◆ **TASK INSTRUCTIONS**:
Print the records below word for word, but leave out the pictures.

/---

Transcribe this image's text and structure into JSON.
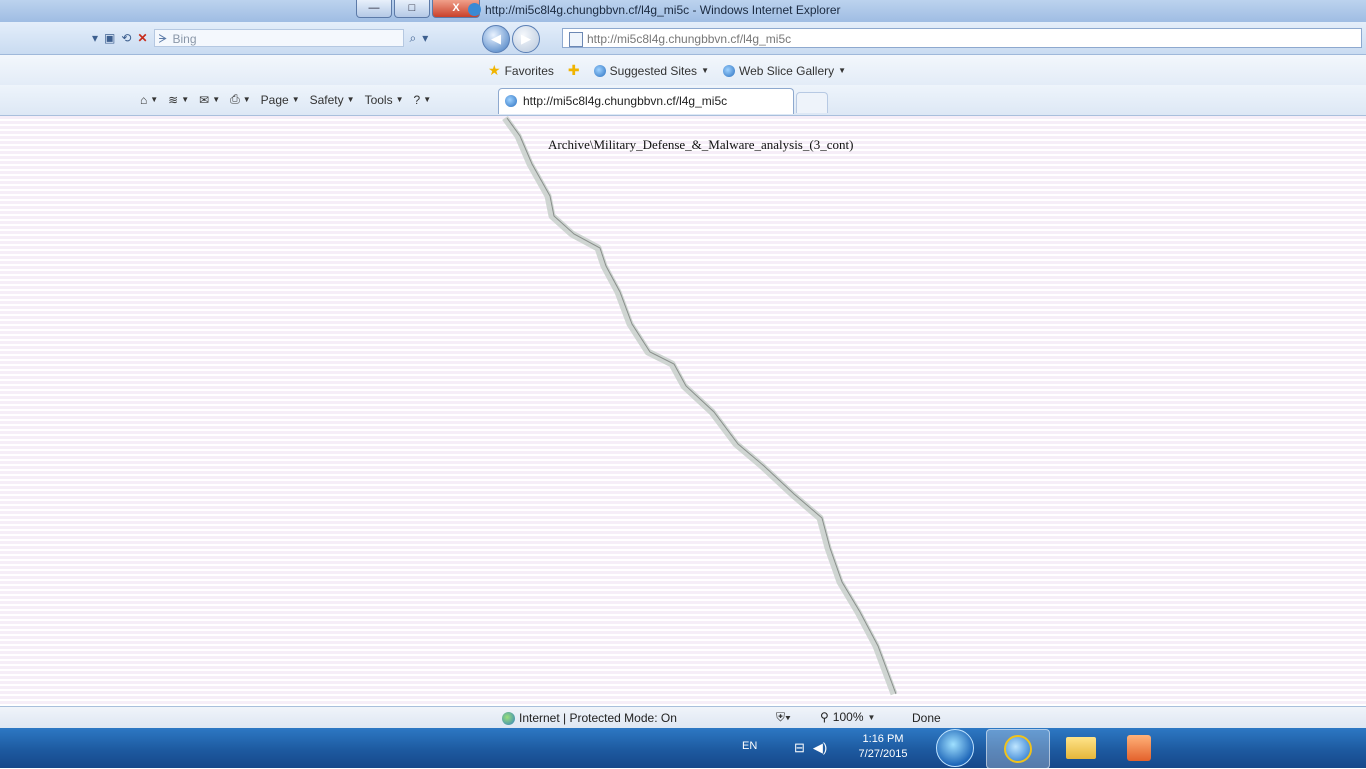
{
  "window": {
    "title": "http://mi5c8l4g.chungbbvn.cf/l4g_mi5c - Windows Internet Explorer",
    "buttons": {
      "minimize": "—",
      "maximize": "□",
      "close": "X"
    }
  },
  "address_bar": {
    "url": "http://mi5c8l4g.chungbbvn.cf/l4g_mi5c",
    "search_placeholder": "Bing"
  },
  "favorites_bar": {
    "favorites_label": "Favorites",
    "items": [
      {
        "label": "Suggested Sites"
      },
      {
        "label": "Web Slice Gallery"
      }
    ]
  },
  "command_bar": {
    "page_label": "Page",
    "safety_label": "Safety",
    "tools_label": "Tools"
  },
  "tab": {
    "title": "http://mi5c8l4g.chungbbvn.cf/l4g_mi5c"
  },
  "content": {
    "text": "Archive\\Military_Defense_&_Malware_analysis_(3_cont)"
  },
  "status_bar": {
    "zone": "Internet | Protected Mode: On",
    "zoom": "100%",
    "status": "Done"
  },
  "taskbar": {
    "language": "EN",
    "clock_time": "1:16 PM",
    "clock_date": "7/27/2015"
  }
}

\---

◆ **ANSWER FOR THIS EXERCISE**:
Transcribe this image's text and structure into JSON.
{
  "window": {
    "title": "http://mi5c8l4g.chungbbvn.cf/l4g_mi5c - Windows Internet Explorer",
    "buttons": {
      "minimize": "—",
      "maximize": "□",
      "close": "X"
    }
  },
  "address_bar": {
    "url": "http://mi5c8l4g.chungbbvn.cf/l4g_mi5c",
    "search_placeholder": "Bing"
  },
  "favorites_bar": {
    "favorites_label": "Favorites",
    "items": [
      {
        "label": "Suggested Sites"
      },
      {
        "label": "Web Slice Gallery"
      }
    ]
  },
  "command_bar": {
    "page_label": "Page",
    "safety_label": "Safety",
    "tools_label": "Tools"
  },
  "tab": {
    "title": "http://mi5c8l4g.chungbbvn.cf/l4g_mi5c"
  },
  "content": {
    "text": "Archive\\Military_Defense_&_Malware_analysis_(3_cont)"
  },
  "status_bar": {
    "zone": "Internet | Protected Mode: On",
    "zoom": "100%",
    "status": "Done"
  },
  "taskbar": {
    "language": "EN",
    "clock_time": "1:16 PM",
    "clock_date": "7/27/2015"
  }
}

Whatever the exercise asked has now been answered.